A new coat of paint isn’t what this title was missing.
Hindsight is an interesting thing. The last time I played Alliance Alive was back at the beginning of 2018 and based on my review, I was still drinking the Nintendo Kool-Aid and believing that the 3DS wasn’t already dead. Time has proven, however, that Atlus was simply a defibrillator on a rotting corpse. A few terrific titles from the RPG giant couldn’t save the 3DS, and now that it’s long gone, NIS America is now trying to find an audience for the Legend of Legacy’s spiritual successor on a new platform. Even with updated graphics that are surprisingly gorgeous on the Switch, Alliance Alive is still a forgettable experience that suffers from a lack of a compelling story and an overcrowded cast.
Nothing about the story has changed since its original 3DS release. The core narrative revolves around a group of humans attempting to gain freedom from the races of Beastfolk and Daemons that have ruled over them for a millennium. The first part of the journey introduces the main cast in phases, providing a more focused look at each of them and their backstories. After an introductory period, the nine main characters eventually come together and set off into a larger world, working towards the main objective of achieving freedom from the Daemons.

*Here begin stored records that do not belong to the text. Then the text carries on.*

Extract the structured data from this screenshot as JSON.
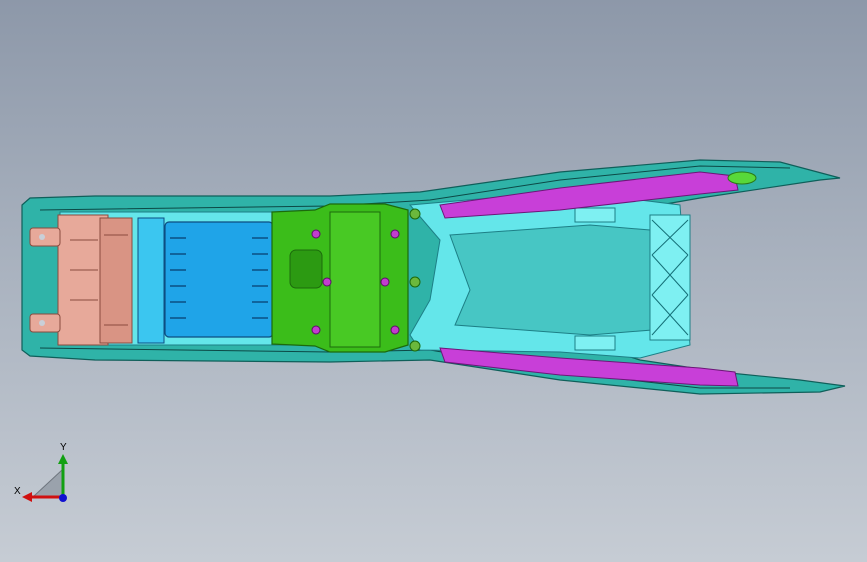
{
  "viewport": {
    "background_top": "#8d98a9",
    "background_bottom": "#c6ccd4"
  },
  "model": {
    "colors": {
      "shell": "#2fb3a8",
      "shell_dark": "#0f5f5a",
      "frame_cyan": "#5ee7ee",
      "bracket_green": "#3bbd1a",
      "bin_blue": "#1fa4e8",
      "latch_salmon": "#e7a99a",
      "strip_magenta": "#c83fd8",
      "fastener_purple": "#b23cc0"
    }
  },
  "triad": {
    "x_label": "X",
    "y_label": "Y",
    "x_color": "#d01010",
    "y_color": "#12a012",
    "z_color": "#1010d0"
  }
}
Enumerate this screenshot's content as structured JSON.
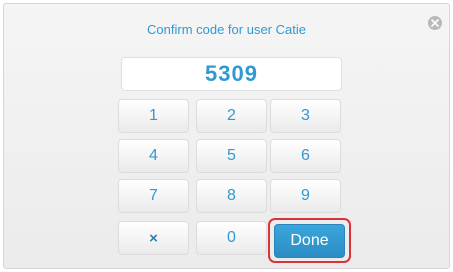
{
  "dialog": {
    "title": "Confirm code for user Catie",
    "code_value": "5309"
  },
  "keypad": {
    "keys": [
      {
        "label": "1",
        "type": "digit"
      },
      {
        "label": "2",
        "type": "digit"
      },
      {
        "label": "3",
        "type": "digit"
      },
      {
        "label": "4",
        "type": "digit"
      },
      {
        "label": "5",
        "type": "digit"
      },
      {
        "label": "6",
        "type": "digit"
      },
      {
        "label": "7",
        "type": "digit"
      },
      {
        "label": "8",
        "type": "digit"
      },
      {
        "label": "9",
        "type": "digit"
      },
      {
        "label": "×",
        "type": "clear"
      },
      {
        "label": "0",
        "type": "digit"
      },
      {
        "label": "Done",
        "type": "done"
      }
    ]
  },
  "colors": {
    "accent": "#2f9ad2",
    "done_button": "#2c8dc4",
    "highlight_ring": "#d9343b"
  },
  "icons": {
    "close": "close-icon"
  }
}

The characters of Alliance Alive are its weakest attribute; none of the main heroes really stick out from the crowd or develop a personality. It’s a stark contrast from the remastered graphics that really highlight just how bright and beautiful the artwork truly is. Since Alliance Alive began as a 3DS title, no voice acting is present, and this almost becomes a distraction considering attractive updated visuals. Compounding this is a lacklustre soundtrack that feels more at home on its original platform than on Switch.
The benefit of a second playthrough did increase my appreciation for a battle system that I didn’t particularly enjoy the first time around. The mechanics may not be my most preferred RPG system, but I did enjoy having the freedom to experiment and play around with the vast customization possibilities. Character progression is individually linked to the weapons and magic being used, which encourages specializing and trying out different things. It’s nothing new to veterans of Legend of Legacy or the SaGa series, but for folks like me who are used to level-based JRPG growth, it’s a nice change of pace.
Even knowing that the only change of the new remastered version of Alliance Alive is the graphics, I still had high hopes for a better second experience. Some of the individual aspects I enjoyed, but as a full experience it still didn’t click. If you picked up Alliance Alive the first time around, whatever that experience was for you will likely be repeated on the Switch. To those whose main interest is the battle system, if grinding for moves and abilities is your thing, this remastered is a much prettier and convenient version to play.